Born in racially segregated South Carolina in 1948, Louvenia (Kitty) Black Perkins grew up playing with white dolls gifted by her mother’s employers. In the 1960s, Black Perkins attended an all-black school, Carver High School, where she excelled in art. Upon graduation, she received the gift of a trip to visit her aunt and uncle in California. There Black Perkins put her name on a wait list for commercial art classes at Los Angeles Trade Technical College and, in the meantime, took a fashion design course. The class proved a good fit for the budding designer—she had sewn many of her own outfits as a teenager.
Graduating in 1971 with an associate degree in fashion design, Black Perkins worked in the fashion industry designing children’s clothing and sportswear that could be purchased at major retailers such as Bloomingdale’s, J. C. Penney, and Sears. While living paycheck to paycheck with little opportunity to break into the industry, she responded to a blind newspaper ad for a clothes designer in the summer of 1976. In actuality, the ad had been placed by Mattel and Black Perkins was called back for an interview.
In preparation for her interview, Black Perkins, now in her late 20s, purchased her first Barbie doll. During the interview, Mattel asked her to take a Barbie home and to bring the doll back in a week with a new wardrobe. Black Perkins hand-sewed a floral print voile jumpsuit with tiered legs and puff sleeves, and a matching wide-brimmed hat. Mattel found the outfit too elaborate and expensive for mass production, but Black Perkins persuaded them to give her an opportunity. Within a month, she was a permanent employee, creating classic silhouettes and haute couture for Barbie.
From the outset, Barbie played the role of fashion trendsetter, but she lagged behind the times in reflecting the diversity of the American population. When introduced in 1959, Barbie became an instant best-seller with Baby Boom girls. However, she initially only came in fair-colored skin tones. As civil rights protests roiled the country, critics chided Mattel for not representing the way more Americans looked. It took until 1969 for Barbie to get an African American friend, Talking Christie. But it would take another decade for a black Barbie to reach consumers.
At Mattel, Black Perkins’s earned an assignment in 1979 to create an outfit for the first black doll to be named “Barbie.” Black Perkins created an outfit for “Black Barbie” that was meant for the spotlight. Barbie wore stud hoop and dangle earrings, a bold modernist necklace, and a fabulous red bodysuit with a wrap-and-snap disco skirt.
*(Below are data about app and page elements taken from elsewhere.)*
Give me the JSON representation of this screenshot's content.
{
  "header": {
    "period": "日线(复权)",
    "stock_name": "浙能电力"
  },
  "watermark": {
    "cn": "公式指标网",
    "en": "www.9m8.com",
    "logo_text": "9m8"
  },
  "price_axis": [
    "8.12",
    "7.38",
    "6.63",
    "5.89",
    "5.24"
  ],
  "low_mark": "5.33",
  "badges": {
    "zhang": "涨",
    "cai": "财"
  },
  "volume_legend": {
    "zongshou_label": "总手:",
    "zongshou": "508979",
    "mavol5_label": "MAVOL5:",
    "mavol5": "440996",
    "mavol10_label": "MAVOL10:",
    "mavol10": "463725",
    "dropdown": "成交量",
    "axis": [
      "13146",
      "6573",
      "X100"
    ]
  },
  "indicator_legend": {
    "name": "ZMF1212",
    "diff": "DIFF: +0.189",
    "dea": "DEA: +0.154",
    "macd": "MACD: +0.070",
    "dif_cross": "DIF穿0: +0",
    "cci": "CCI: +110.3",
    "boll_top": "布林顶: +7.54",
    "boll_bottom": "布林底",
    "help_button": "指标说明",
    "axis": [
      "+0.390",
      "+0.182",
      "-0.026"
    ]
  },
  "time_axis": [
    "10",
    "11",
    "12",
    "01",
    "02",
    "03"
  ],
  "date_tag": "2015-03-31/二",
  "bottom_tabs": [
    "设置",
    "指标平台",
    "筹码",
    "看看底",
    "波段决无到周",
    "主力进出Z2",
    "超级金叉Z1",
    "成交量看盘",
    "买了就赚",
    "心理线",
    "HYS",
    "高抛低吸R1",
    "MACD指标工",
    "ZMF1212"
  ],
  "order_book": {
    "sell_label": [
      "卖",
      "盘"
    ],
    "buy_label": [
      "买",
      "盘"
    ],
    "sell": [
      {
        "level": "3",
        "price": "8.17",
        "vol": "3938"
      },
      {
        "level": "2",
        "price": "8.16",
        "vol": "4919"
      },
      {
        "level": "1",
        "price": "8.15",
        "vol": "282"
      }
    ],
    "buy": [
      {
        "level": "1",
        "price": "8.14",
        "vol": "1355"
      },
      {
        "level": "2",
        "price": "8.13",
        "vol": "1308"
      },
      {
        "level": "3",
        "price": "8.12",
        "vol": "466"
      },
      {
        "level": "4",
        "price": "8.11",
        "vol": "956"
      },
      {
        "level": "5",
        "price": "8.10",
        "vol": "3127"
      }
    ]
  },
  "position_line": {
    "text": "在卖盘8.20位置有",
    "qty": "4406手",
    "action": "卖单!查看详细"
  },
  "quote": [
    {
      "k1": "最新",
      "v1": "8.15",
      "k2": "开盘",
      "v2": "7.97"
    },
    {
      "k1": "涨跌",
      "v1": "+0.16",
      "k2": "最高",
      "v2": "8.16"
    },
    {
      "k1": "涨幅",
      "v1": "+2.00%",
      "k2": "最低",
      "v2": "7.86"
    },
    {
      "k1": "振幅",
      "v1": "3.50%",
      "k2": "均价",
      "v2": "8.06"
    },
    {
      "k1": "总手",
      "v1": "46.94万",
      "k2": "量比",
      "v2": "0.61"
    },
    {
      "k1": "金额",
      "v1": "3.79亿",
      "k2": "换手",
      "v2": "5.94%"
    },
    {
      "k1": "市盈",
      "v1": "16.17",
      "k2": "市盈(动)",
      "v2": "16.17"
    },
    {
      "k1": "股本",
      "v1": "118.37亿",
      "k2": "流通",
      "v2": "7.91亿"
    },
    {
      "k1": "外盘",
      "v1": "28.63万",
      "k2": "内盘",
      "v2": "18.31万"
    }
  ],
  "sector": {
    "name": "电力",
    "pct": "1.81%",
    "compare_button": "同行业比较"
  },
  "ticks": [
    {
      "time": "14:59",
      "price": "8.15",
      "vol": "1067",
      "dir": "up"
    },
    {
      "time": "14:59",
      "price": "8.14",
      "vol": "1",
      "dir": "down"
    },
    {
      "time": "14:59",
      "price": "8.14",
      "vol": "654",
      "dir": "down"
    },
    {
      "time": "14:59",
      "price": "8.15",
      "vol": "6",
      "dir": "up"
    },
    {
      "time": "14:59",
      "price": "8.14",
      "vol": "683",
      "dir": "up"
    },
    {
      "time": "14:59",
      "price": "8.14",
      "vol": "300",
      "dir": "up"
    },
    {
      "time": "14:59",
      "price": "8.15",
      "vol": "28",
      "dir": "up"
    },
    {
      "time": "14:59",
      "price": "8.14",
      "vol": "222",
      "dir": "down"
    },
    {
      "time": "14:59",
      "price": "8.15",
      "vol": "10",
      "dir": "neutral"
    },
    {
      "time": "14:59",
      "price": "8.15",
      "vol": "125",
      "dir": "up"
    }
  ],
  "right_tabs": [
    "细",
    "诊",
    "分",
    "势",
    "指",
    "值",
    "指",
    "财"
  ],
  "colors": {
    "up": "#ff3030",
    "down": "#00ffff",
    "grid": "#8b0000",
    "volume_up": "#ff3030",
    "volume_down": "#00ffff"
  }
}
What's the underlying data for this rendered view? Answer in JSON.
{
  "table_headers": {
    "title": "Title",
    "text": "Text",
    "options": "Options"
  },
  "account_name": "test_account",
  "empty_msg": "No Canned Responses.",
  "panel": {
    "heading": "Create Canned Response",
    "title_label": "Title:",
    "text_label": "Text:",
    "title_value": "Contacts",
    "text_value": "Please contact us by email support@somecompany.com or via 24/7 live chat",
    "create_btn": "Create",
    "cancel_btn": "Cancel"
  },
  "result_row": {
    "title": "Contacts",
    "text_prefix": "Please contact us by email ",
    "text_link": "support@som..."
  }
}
On the doll’s box, Mattel touted, “She’s black! She’s beautiful! She’s dynamite!” This new Barbie incarnation met with mixed reviews, but she represented one of the first attempts of a major toy company to reflect black pride.
Black Perkins soon became chief designer of fashions and doll concepts for Mattel’s entire Barbie line. She was responsible for creating more than 100 designs a year for more than a quarter century. Some of her other notable designs included the Brandy doll, Fashion Savvy Collection, Bathtime Barbie, Tangerine Twist Barbie, Uptown Chic, and Dance with Me. Aside from Barbie dolls, she worked on Shani & Friends, Mattel’s first exclusive line of black dolls, and MC Hammer, among others.
Like many females, Barbie is often subjected to a critical eye. Black Perkins understood that Barbie was a fashion doll with clothes she described as “designed to have a lot of play value.” As revealed throughout her career, Black Perkins not only possessed a sharp sense of fashion, she also demonstrated a keen understanding of fantasy and pretend play. Want to see for yourself? The first black doll to be named Barbie is now on display in The Strong’s Play Pals exhibit.